The John Society A Plot to Sell Books?
Robert Welch never prepared for the role of political leader, is remarkably ignorant of the nature of the communist conspiracy . . . ever since he founded the Society, he has done more to injure the cause of responsible conservatism than to act effectively against communism.
Russell Kirk, conservative commentator America, February 17, 1962

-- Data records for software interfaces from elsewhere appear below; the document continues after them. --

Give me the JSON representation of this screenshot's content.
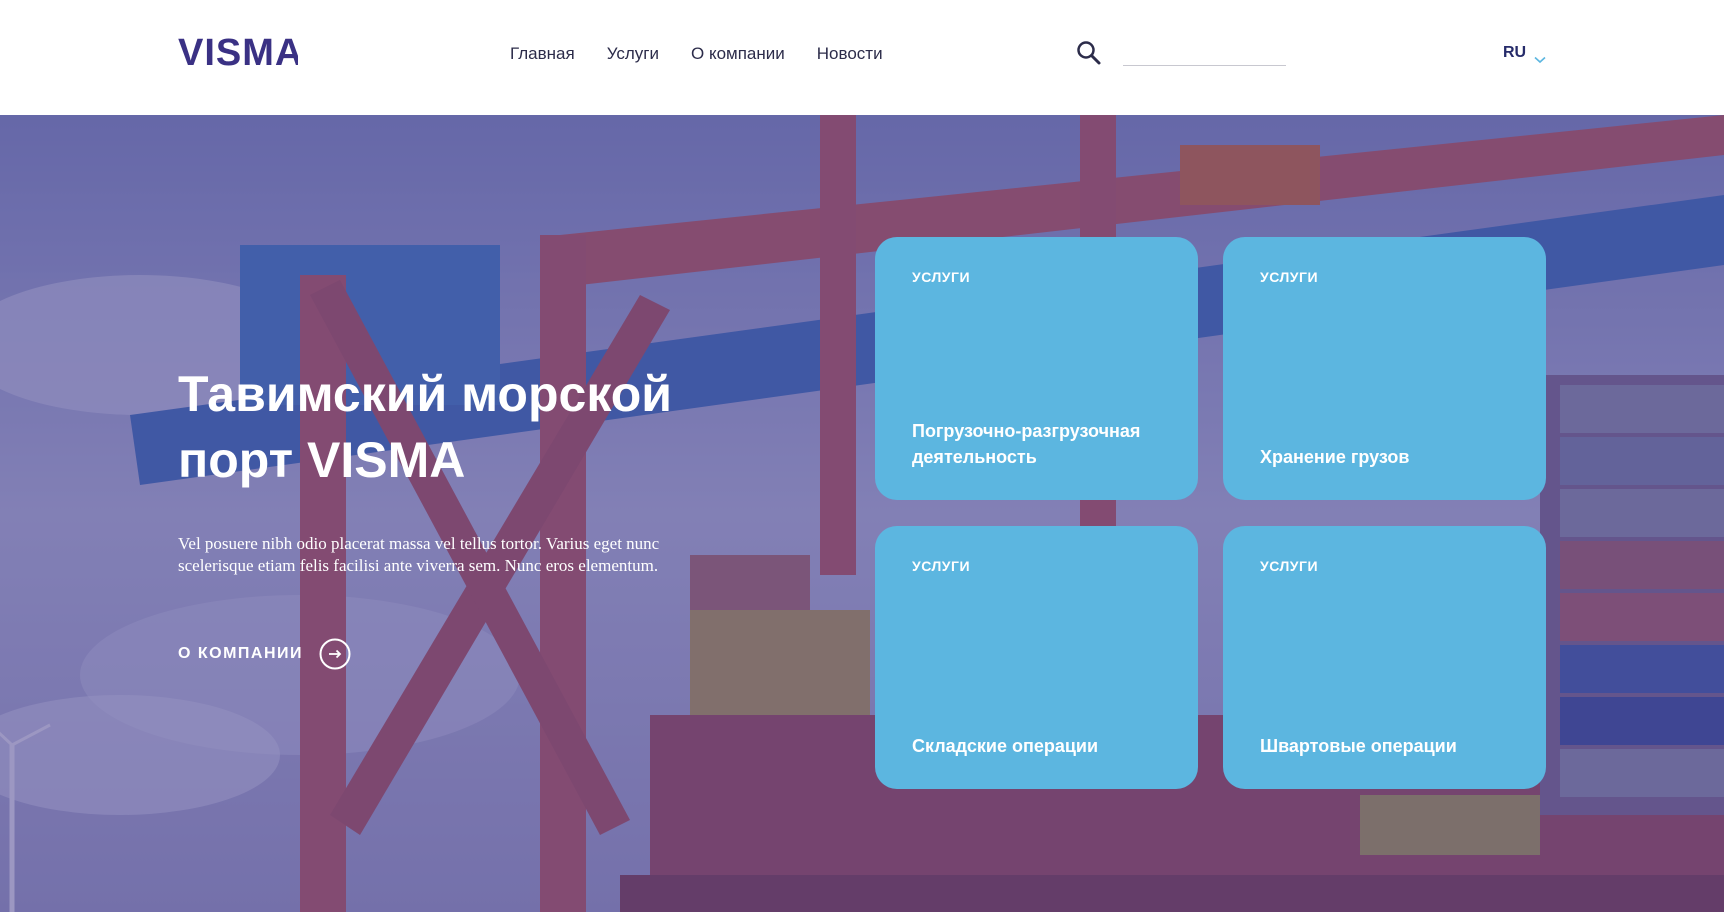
{
  "header": {
    "logo_text": "VISMA",
    "nav": [
      {
        "label": "Главная"
      },
      {
        "label": "Услуги"
      },
      {
        "label": "О компании"
      },
      {
        "label": "Новости"
      }
    ],
    "search": {
      "value": "",
      "placeholder": ""
    },
    "language": "RU",
    "icons": {
      "search": "search-icon",
      "language_toggle": "chevron-down-icon"
    }
  },
  "hero": {
    "title": "Тавимский морской порт VISMA",
    "text": "Vel posuere nibh odio placerat massa vel tellus tortor. Varius eget nunc scelerisque etiam felis facilisi ante viverra sem. Nunc eros elementum.",
    "about_label": "О КОМПАНИИ",
    "about_icon": "arrow-right-circle-icon",
    "background": "photo of container port with cranes and container ship"
  },
  "cards": [
    {
      "tag": "УСЛУГИ",
      "title": "Погрузочно-разгрузочная деятельность"
    },
    {
      "tag": "УСЛУГИ",
      "title": "Хранение грузов"
    },
    {
      "tag": "УСЛУГИ",
      "title": "Складские операции"
    },
    {
      "tag": "УСЛУГИ",
      "title": "Швартовые операции"
    }
  ],
  "colors": {
    "brand": "#3a3184",
    "card": "#5cb6e0",
    "overlay": "#463c8c",
    "text_dark": "#2c2c4a"
  }
}
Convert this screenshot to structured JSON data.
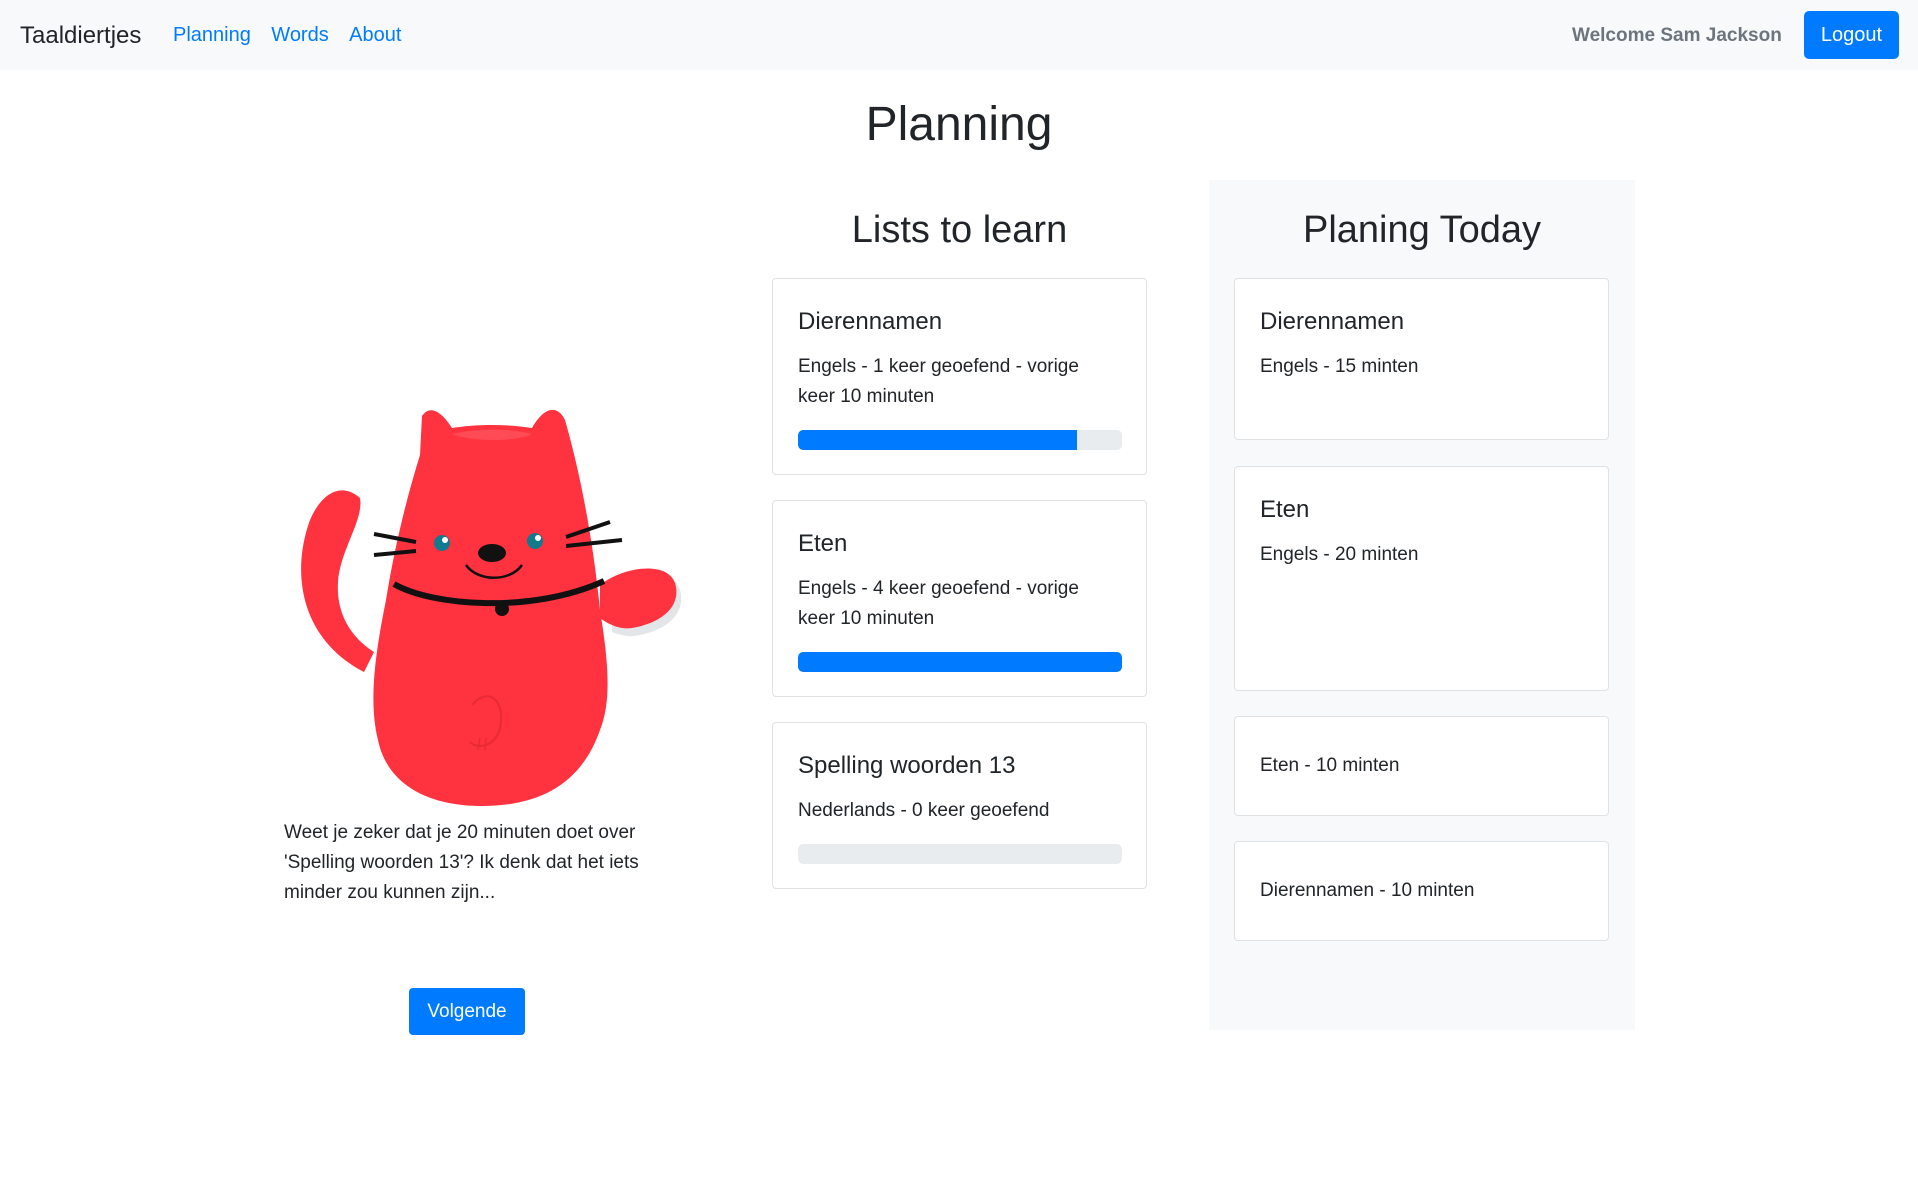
{
  "nav": {
    "brand": "Taaldiertjes",
    "links": [
      "Planning",
      "Words",
      "About"
    ],
    "welcome": "Welcome Sam Jackson",
    "logout": "Logout"
  },
  "page": {
    "title": "Planning"
  },
  "mascot": {
    "message": "Weet je zeker dat je 20 minuten doet over 'Spelling woorden 13'? Ik denk dat het iets minder zou kunnen zijn...",
    "next_button": "Volgende"
  },
  "lists_to_learn": {
    "heading": "Lists to learn",
    "cards": [
      {
        "title": "Dierennamen",
        "text": "Engels - 1 keer geoefend - vorige keer 10 minuten",
        "progress": 0.86
      },
      {
        "title": "Eten",
        "text": "Engels - 4 keer geoefend - vorige keer 10 minuten",
        "progress": 1.0
      },
      {
        "title": "Spelling woorden 13",
        "text": "Nederlands - 0 keer geoefend",
        "progress": 0.0
      }
    ]
  },
  "planning_today": {
    "heading": "Planing Today",
    "cards": [
      {
        "title": "Dierennamen",
        "text": "Engels - 15 minten"
      },
      {
        "title": "Eten",
        "text": "Engels - 20 minten"
      },
      {
        "text": "Eten - 10 minten"
      },
      {
        "text": "Dierennamen - 10 minten"
      }
    ]
  },
  "colors": {
    "primary": "#007bff",
    "cat": "#ff323f",
    "navbar_bg": "#f8f9fa"
  }
}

"The United States is a huge insane asylum, and the worst patients are running the place." 1 Thus spoke Robert H. W. Welch, Jr., retired candy-maker, former vice president of the National Association of Manufacturers, founder and, from 1958 until his death in 1985, "grand wazir" of the John Birch Society. Considering the increased turmoil and polarization in the country since Welch made that statement in 1965, it is not unreasonable to assume that some people have come to view the United States and the world as somewhat "insane," but only a small percentage has been likely to agree with Welch's viewpoint that the "worst patients are running the place." On the other hand, a fairly large segment of adult Americans have long considered the John Birch Society as part of the political "lunatic fringe." 2

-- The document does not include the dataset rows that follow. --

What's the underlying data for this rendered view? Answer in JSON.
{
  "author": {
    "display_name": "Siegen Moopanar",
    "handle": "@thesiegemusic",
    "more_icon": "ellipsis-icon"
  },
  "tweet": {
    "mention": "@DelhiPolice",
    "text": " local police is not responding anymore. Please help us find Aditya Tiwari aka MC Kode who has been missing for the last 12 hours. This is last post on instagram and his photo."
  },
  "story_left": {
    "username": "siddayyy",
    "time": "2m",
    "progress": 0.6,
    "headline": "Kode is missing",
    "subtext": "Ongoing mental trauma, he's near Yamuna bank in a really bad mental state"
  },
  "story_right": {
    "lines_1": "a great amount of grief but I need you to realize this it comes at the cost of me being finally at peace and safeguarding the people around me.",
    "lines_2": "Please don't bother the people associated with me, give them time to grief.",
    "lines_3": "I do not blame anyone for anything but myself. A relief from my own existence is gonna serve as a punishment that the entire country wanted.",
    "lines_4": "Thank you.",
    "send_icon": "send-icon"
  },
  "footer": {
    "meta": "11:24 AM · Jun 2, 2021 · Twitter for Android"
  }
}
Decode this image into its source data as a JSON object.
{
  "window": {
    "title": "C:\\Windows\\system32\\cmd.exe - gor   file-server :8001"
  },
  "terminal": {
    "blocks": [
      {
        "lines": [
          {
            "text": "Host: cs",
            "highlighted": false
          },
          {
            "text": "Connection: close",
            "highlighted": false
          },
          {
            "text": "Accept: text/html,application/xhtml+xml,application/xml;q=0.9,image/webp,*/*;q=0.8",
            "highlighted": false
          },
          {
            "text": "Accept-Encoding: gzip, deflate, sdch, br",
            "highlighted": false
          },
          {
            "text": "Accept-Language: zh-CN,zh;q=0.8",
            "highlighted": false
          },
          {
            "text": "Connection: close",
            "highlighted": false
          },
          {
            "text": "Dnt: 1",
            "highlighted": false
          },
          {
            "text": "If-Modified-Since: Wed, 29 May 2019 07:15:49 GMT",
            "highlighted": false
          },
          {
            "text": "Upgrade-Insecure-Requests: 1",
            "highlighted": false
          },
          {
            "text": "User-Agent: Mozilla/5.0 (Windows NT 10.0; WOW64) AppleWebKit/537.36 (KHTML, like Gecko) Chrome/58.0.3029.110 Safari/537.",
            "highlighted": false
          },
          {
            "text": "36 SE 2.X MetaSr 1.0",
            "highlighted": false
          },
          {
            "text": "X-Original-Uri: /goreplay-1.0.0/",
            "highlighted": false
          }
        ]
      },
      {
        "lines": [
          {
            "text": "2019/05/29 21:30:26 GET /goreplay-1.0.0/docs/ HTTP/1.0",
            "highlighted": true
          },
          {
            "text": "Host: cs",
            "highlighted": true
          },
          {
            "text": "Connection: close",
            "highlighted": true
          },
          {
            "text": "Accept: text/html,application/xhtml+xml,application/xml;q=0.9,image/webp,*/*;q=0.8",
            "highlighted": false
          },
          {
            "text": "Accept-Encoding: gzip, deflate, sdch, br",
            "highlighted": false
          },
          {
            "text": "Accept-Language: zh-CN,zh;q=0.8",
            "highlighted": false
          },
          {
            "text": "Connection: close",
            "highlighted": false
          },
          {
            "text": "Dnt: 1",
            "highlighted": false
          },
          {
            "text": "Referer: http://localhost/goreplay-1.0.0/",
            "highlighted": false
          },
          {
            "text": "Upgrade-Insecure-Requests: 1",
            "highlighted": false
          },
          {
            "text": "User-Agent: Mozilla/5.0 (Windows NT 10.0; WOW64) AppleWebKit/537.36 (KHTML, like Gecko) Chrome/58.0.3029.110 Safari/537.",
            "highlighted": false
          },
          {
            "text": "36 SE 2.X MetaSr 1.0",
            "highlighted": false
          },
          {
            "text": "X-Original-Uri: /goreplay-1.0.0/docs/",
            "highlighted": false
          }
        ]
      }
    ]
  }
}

Robert Welch was born in 1899 in North Carolina. He attended both Harvard and the University of North Carolina and spent two years at the U.S. Naval Academy. Later he entered the business world and became successful as a candy tycoon. Active in the National Association of Manufacturers, Welch served as a director and vice president of that organization. After World War II, he began devoting more and more of his time to a study of the "Communist conspiracy," and made trips to various countries. He also made one attempt at politics, running unsuccessfully for lieutenant governor of Mississippi. 3

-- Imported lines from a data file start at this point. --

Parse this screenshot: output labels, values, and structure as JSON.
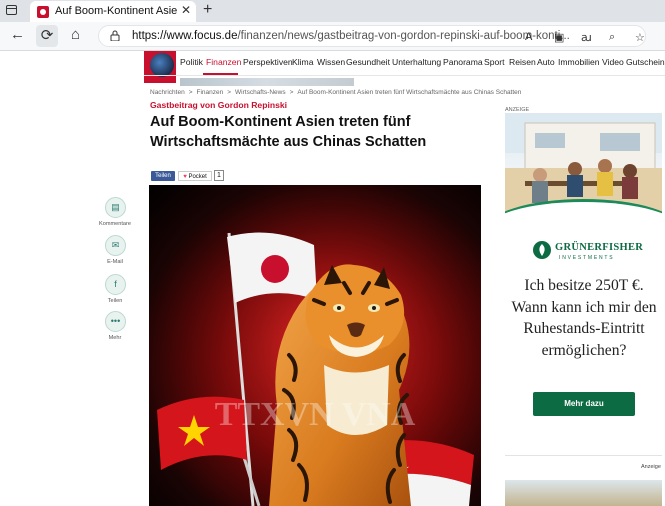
{
  "browser": {
    "tab_title": "Auf Boom-Kontinent Asien treten",
    "tab_close": "✕",
    "new_tab": "+",
    "url_domain": "https://www.focus.de",
    "url_path": "/finanzen/news/gastbeitrag-von-gordon-repinski-auf-boom-konti...",
    "icons": {
      "back": "←",
      "reload": "⟳",
      "home": "⌂",
      "lock": "🔒",
      "read_aloud": "A",
      "immersive": "▣",
      "translate": "ꜷ",
      "zoom": "⌕",
      "favorites": "☆"
    }
  },
  "site": {
    "menu": [
      {
        "label": "Politik",
        "active": false
      },
      {
        "label": "Finanzen",
        "active": true
      },
      {
        "label": "Perspektiven",
        "active": false
      },
      {
        "label": "Klima",
        "active": false
      },
      {
        "label": "Wissen",
        "active": false
      },
      {
        "label": "Gesundheit",
        "active": false
      },
      {
        "label": "Unterhaltung",
        "active": false
      },
      {
        "label": "Panorama",
        "active": false
      },
      {
        "label": "Sport",
        "active": false
      },
      {
        "label": "Reisen",
        "active": false
      },
      {
        "label": "Auto",
        "active": false
      },
      {
        "label": "Immobilien",
        "active": false
      },
      {
        "label": "Video",
        "active": false
      },
      {
        "label": "Gutscheine",
        "active": false
      }
    ],
    "accent_color": "#c8102e"
  },
  "article": {
    "breadcrumb": [
      "Nachrichten",
      "Finanzen",
      "Wirtschafts-News",
      "Auf Boom-Kontinent Asien treten fünf Wirtschaftsmächte aus Chinas Schatten"
    ],
    "breadcrumb_sep": ">",
    "kicker": "Gastbeitrag von Gordon Repinski",
    "headline": "Auf Boom-Kontinent Asien treten fünf Wirtschaftsmächte aus Chinas Schatten",
    "share": {
      "teilen": "Teilen",
      "pocket": "Pocket",
      "count": "1"
    },
    "hero_watermark": "TTXVN VNA"
  },
  "side_actions": [
    {
      "icon": "comment-icon",
      "glyph": "▤",
      "label": "Kommentare"
    },
    {
      "icon": "mail-icon",
      "glyph": "✉",
      "label": "E-Mail"
    },
    {
      "icon": "facebook-icon",
      "glyph": "f",
      "label": "Teilen"
    },
    {
      "icon": "more-icon",
      "glyph": "•••",
      "label": "Mehr"
    }
  ],
  "ad": {
    "label": "ANZEIGE",
    "brand_name": "GRÜNERFISHER",
    "brand_sub": "INVESTMENTS",
    "copy": "Ich besitze 250T €. Wann kann ich mir den Ruhestands-Eintritt ermöglichen?",
    "cta": "Mehr dazu",
    "brand_color": "#0d6b43",
    "second_label": "Anzeige"
  }
}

Early in 1957 Welch withdrew from the business world to contemplate the conspiracy full time. He became convinced that only dynamic personal leadership could deter the Red menace, and that he was the man to provide that leadership. Thus, in December 1958, he summoned eleven friends from various parts of the nation to meet with him in Indianapolis. These men came to sit for two days, listening to Welch's appraisal of the success of the international Communist conspiracy. In his opening remarks Welch declared that before the next day was over he hoped "to have all of you feeling that you are taking part, here and